One day in April 1988, in Life Imprisonment settlement No. 22, we were conducting routine military drills when Lt MC Choi, my platoon commander, spotted ten prisoners watching us as they passed by. He stopped them and asked them to come. The prisoners all went down on their knees, trembling and begging, “We will not watch you practice again. Please forgive us.” He said, “You s.o.b! Shut up! Stand up, move forward! Turn left…” He made them stand in the center of the training ground. One of our old timers said, “What a great opportunity! I am going to practice a side kick today.” Another guard said, “I am going to finish up my full roundhouse today.” Then, the commander began lecturing to us, “It is because of the people’s enemy like them, beasts, that the Leader can’t sleep well at night and that we are training hard here today. So, today, you must practice your martial art techniques to be ready to crush our enemy in one blow at any time…” Ten of the newcomers were told to surround the prisoners so that they could not escape. First, two prisoners were tied up against poles two meters apart.
The commander called each guard one by one and they began to kick and punch the prisoners until all ten prisoners were finished. The prisoners cried with pain. Most of them bled from the nose and mouth and suffered broken teeth and ribs. None of them were able to walk normally afterwards. They were limping and helping each other when they were told to hurry off immediately.
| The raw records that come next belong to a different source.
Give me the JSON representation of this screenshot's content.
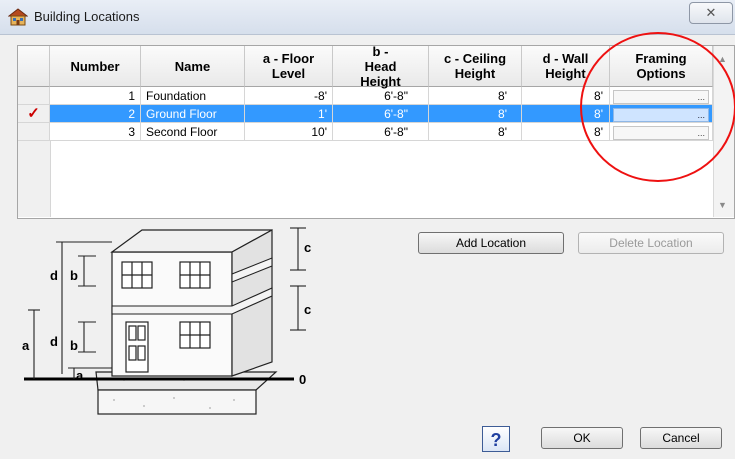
{
  "window": {
    "title": "Building Locations",
    "close_glyph": "✕"
  },
  "table": {
    "headers": {
      "number": "Number",
      "name": "Name",
      "floor_level": "a - Floor Level",
      "head_height": "b - Head Height",
      "ceiling_height": "c - Ceiling Height",
      "wall_height": "d - Wall Height",
      "framing_options": "Framing Options"
    },
    "rows": [
      {
        "selected": false,
        "number": "1",
        "name": "Foundation",
        "floor_level": "-8'",
        "head_height": "6'-8\"",
        "ceiling_height": "8'",
        "wall_height": "8'",
        "framing_options": "..."
      },
      {
        "selected": true,
        "marker": "✓",
        "number": "2",
        "name": "Ground Floor",
        "floor_level": "1'",
        "head_height": "6'-8\"",
        "ceiling_height": "8'",
        "wall_height": "8'",
        "framing_options": "..."
      },
      {
        "selected": false,
        "number": "3",
        "name": "Second Floor",
        "floor_level": "10'",
        "head_height": "6'-8\"",
        "ceiling_height": "8'",
        "wall_height": "8'",
        "framing_options": "..."
      }
    ]
  },
  "buttons": {
    "add_location": "Add Location",
    "delete_location": "Delete Location",
    "help": "?",
    "ok": "OK",
    "cancel": "Cancel"
  },
  "diagram": {
    "labels": {
      "a": "a",
      "b": "b",
      "c": "c",
      "d": "d",
      "zero": "0"
    }
  },
  "colors": {
    "selection": "#3399ff",
    "annotation_circle": "#e11111",
    "check": "#cc0000"
  }
}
North Korea produced two martial arts moves in 1986, “Hong Kill Tong”(the Korean version of Robin Hood) and “Order No. 027.” Since then it has become common practice for the guards in the prison settlements to reenact come of the scenes from these movies by practicing martial arts using political prisoners as targets.
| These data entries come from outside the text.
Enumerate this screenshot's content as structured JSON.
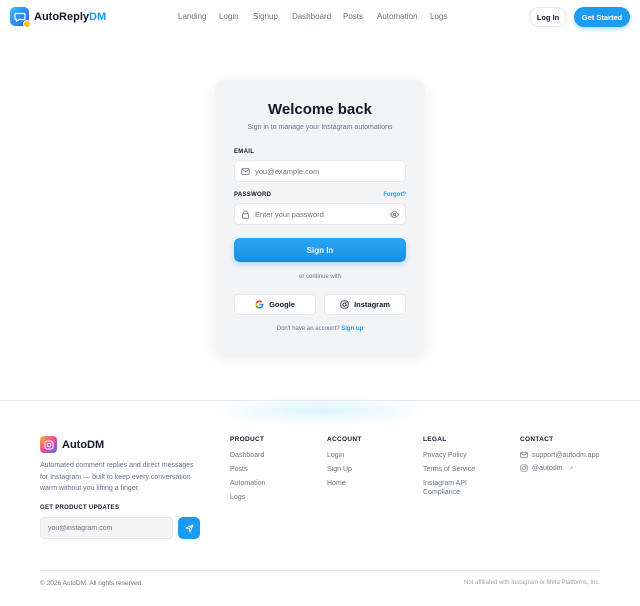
{
  "header": {
    "brand_main": "AutoReply",
    "brand_accent": "DM",
    "nav": [
      "Landing",
      "Login",
      "Signup",
      "Dashboard",
      "Posts",
      "Automation",
      "Logs"
    ],
    "login_label": "Log In",
    "cta_label": "Get Started"
  },
  "login_card": {
    "title": "Welcome back",
    "subtitle": "Sign in to manage your Instagram automations",
    "email_label": "EMAIL",
    "email_placeholder": "you@example.com",
    "password_label": "PASSWORD",
    "forgot_label": "Forgot?",
    "password_placeholder": "Enter your password",
    "signin_label": "Sign In",
    "divider_text": "or continue with",
    "google_label": "Google",
    "instagram_label": "Instagram",
    "no_account_text": "Don't have an account?",
    "signup_link": "Sign up"
  },
  "footer": {
    "brand": "AutoDM",
    "description": "Automated comment replies and direct messages for Instagram — built to keep every conversation warm without you lifting a finger.",
    "updates_label": "GET PRODUCT UPDATES",
    "updates_placeholder": "you@instagram.com",
    "columns": [
      {
        "heading": "PRODUCT",
        "links": [
          "Dashboard",
          "Posts",
          "Automation",
          "Logs"
        ]
      },
      {
        "heading": "ACCOUNT",
        "links": [
          "Login",
          "Sign Up",
          "Home"
        ]
      },
      {
        "heading": "LEGAL",
        "links": [
          "Privacy Policy",
          "Terms of Service",
          "Instagram API Compliance"
        ]
      }
    ],
    "contact": {
      "heading": "CONTACT",
      "email": "support@autodm.app",
      "handle": "@autodm",
      "handle_suffix": "↗"
    },
    "copyright": "© 2026 AutoDM. All rights reserved.",
    "disclaimer": "Not affiliated with Instagram or Meta Platforms, Inc."
  },
  "colors": {
    "accent": "#1d9bf0",
    "card_bg": "#f3f4f6",
    "muted_text": "#6b7280"
  }
}
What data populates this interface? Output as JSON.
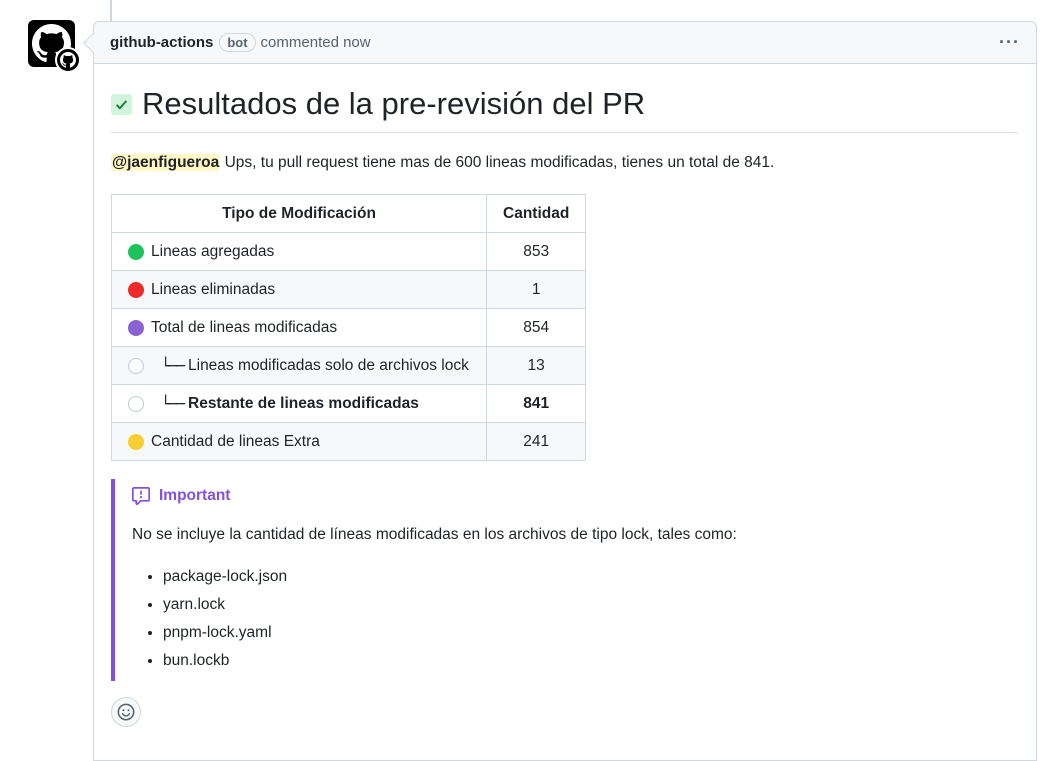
{
  "comment": {
    "author": "github-actions",
    "badge": "bot",
    "meta": "commented now",
    "more": "···"
  },
  "body": {
    "heading": "Resultados de la pre-revisión del PR",
    "mention": "@jaenfigueroa",
    "intro": " Ups, tu pull request tiene mas de 600 lineas modificadas, tienes un total de 841."
  },
  "table": {
    "headers": [
      "Tipo de Modificación",
      "Cantidad"
    ],
    "rows": [
      {
        "label": "Lineas agregadas",
        "value": "853",
        "dot": "#1fc15a"
      },
      {
        "label": "Lineas eliminadas",
        "value": "1",
        "dot": "#ee2b2b"
      },
      {
        "label": "Total de lineas modificadas",
        "value": "854",
        "dot": "#8a63d2"
      },
      {
        "label": "Lineas modificadas solo de archivos lock",
        "value": "13",
        "tree": "└──"
      },
      {
        "label": "Restante de lineas modificadas",
        "value": "841",
        "tree": "└──"
      },
      {
        "label": "Cantidad de lineas Extra",
        "value": "241",
        "dot": "#f7ce32"
      }
    ]
  },
  "alert": {
    "title": "Important",
    "text": "No se incluye la cantidad de líneas modificadas en los archivos de tipo lock, tales como:",
    "items": [
      "package-lock.json",
      "yarn.lock",
      "pnpm-lock.yaml",
      "bun.lockb"
    ]
  }
}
Frankly, we newcomers envied the old-timers for the opportunity to practice what they had learned and we looked at them with admiration, but we were very shocked and trembled with fear when we saw the victims bleeding and groaning with pain.
The officers encouraged the guards to use political prisoners for kicking and punching practice. Through casual conversations with my colleagues, I learned that this was common at all the detention settlements.